What to do: Go line by line through the data and copy those with the word "outer".

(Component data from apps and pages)
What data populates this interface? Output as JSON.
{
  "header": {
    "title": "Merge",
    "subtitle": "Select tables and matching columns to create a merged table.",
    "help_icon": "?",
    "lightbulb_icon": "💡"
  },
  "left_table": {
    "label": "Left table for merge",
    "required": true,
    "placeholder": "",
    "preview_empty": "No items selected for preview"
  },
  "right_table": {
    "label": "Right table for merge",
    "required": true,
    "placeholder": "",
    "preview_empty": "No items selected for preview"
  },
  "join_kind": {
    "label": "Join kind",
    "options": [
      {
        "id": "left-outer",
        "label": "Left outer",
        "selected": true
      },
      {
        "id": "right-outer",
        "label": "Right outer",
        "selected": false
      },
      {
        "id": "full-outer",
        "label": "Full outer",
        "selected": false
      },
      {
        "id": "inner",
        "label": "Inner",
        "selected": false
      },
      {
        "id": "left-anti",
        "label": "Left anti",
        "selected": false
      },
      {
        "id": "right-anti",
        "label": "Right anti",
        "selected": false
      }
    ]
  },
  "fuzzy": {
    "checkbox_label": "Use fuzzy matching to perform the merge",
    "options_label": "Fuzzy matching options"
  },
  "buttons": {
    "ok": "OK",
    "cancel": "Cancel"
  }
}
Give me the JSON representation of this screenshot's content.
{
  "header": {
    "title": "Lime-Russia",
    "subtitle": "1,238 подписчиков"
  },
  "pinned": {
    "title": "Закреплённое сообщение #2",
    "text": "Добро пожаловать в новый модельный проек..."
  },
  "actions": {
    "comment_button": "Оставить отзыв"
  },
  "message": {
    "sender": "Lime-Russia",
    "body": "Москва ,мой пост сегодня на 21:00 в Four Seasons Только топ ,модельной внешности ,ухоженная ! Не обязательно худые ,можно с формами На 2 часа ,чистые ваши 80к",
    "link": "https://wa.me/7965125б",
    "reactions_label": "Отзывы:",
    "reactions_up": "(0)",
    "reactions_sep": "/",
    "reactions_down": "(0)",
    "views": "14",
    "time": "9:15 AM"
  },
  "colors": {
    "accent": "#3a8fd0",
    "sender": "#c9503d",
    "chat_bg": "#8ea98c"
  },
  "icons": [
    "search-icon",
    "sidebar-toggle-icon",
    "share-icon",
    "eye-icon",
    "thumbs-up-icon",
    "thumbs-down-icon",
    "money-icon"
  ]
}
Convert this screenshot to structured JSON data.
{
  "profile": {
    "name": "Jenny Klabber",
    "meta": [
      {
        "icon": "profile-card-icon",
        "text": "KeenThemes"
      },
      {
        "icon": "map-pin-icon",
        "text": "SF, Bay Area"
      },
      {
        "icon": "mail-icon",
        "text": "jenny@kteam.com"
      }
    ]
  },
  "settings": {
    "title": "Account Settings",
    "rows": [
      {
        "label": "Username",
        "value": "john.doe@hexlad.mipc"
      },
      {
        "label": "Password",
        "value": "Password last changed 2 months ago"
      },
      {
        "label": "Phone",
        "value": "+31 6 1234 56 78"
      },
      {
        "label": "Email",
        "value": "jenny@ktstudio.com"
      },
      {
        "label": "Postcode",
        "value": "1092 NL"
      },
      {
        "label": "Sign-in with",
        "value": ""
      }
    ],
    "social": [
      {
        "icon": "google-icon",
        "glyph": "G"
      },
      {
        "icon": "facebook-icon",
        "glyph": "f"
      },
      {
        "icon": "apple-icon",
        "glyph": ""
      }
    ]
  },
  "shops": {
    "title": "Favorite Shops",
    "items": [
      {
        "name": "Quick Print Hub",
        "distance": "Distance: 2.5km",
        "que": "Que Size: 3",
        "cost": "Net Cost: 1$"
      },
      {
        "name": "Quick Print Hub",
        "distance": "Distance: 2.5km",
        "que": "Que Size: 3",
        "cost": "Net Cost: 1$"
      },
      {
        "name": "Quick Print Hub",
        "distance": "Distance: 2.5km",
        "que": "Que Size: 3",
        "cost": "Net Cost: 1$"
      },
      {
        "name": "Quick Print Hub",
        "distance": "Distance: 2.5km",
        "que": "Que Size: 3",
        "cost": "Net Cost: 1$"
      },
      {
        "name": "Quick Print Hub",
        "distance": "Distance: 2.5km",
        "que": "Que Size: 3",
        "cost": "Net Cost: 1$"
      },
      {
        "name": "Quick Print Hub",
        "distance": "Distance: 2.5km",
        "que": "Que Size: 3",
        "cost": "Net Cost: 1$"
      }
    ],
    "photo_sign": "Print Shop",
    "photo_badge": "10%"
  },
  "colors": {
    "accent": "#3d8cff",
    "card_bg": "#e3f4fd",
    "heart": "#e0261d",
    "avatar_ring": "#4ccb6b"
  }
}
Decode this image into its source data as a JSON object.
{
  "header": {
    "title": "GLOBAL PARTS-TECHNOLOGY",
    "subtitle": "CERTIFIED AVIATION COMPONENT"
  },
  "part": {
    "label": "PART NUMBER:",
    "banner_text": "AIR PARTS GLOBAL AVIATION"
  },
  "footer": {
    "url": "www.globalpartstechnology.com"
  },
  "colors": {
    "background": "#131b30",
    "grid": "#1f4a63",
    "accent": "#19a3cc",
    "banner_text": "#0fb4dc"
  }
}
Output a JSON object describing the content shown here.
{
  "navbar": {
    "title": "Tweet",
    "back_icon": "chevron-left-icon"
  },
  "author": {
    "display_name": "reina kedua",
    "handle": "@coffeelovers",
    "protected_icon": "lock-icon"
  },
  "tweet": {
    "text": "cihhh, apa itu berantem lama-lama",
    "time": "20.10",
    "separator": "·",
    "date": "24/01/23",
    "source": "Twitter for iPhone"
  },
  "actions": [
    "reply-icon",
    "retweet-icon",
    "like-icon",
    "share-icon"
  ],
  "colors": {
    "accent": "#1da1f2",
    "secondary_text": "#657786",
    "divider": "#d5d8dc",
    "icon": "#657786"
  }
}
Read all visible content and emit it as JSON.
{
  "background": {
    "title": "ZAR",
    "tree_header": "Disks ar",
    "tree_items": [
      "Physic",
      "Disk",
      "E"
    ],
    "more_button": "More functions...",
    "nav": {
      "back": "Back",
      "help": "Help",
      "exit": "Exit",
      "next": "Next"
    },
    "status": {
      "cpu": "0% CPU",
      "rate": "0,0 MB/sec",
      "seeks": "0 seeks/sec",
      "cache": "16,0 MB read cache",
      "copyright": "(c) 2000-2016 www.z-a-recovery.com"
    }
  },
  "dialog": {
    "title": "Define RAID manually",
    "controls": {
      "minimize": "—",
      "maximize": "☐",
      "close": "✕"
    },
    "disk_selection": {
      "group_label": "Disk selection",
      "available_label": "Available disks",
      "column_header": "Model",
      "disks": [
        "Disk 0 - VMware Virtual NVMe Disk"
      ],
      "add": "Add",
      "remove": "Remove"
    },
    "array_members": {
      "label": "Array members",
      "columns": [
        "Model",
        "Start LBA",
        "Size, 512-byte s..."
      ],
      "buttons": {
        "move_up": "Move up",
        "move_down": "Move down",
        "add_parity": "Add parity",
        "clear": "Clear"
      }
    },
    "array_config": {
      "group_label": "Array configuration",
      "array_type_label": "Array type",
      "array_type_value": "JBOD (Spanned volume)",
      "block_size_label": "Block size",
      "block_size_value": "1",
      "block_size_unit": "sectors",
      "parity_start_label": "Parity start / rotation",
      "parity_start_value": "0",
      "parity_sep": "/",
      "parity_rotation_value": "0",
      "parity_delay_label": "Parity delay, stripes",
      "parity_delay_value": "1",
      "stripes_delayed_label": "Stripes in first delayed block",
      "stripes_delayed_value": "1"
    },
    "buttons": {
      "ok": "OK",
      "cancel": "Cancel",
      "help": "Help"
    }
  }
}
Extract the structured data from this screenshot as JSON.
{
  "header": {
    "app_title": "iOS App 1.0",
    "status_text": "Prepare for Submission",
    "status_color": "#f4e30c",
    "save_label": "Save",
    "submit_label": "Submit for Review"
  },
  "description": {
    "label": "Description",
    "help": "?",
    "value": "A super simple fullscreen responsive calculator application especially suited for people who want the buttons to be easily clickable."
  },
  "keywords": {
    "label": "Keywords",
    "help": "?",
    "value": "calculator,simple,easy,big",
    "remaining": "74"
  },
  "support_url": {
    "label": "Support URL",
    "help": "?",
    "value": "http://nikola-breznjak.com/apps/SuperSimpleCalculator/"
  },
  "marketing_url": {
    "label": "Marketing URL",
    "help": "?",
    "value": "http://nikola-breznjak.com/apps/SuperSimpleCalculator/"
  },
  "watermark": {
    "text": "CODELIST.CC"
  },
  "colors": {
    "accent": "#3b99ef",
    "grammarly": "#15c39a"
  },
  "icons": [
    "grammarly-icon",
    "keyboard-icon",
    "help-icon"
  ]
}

Exercise answer:
        "id": "left-outer",
        "label": "Left outer",
        "id": "right-outer",
        "label": "Right outer",
        "id": "full-outer",
        "label": "Full outer",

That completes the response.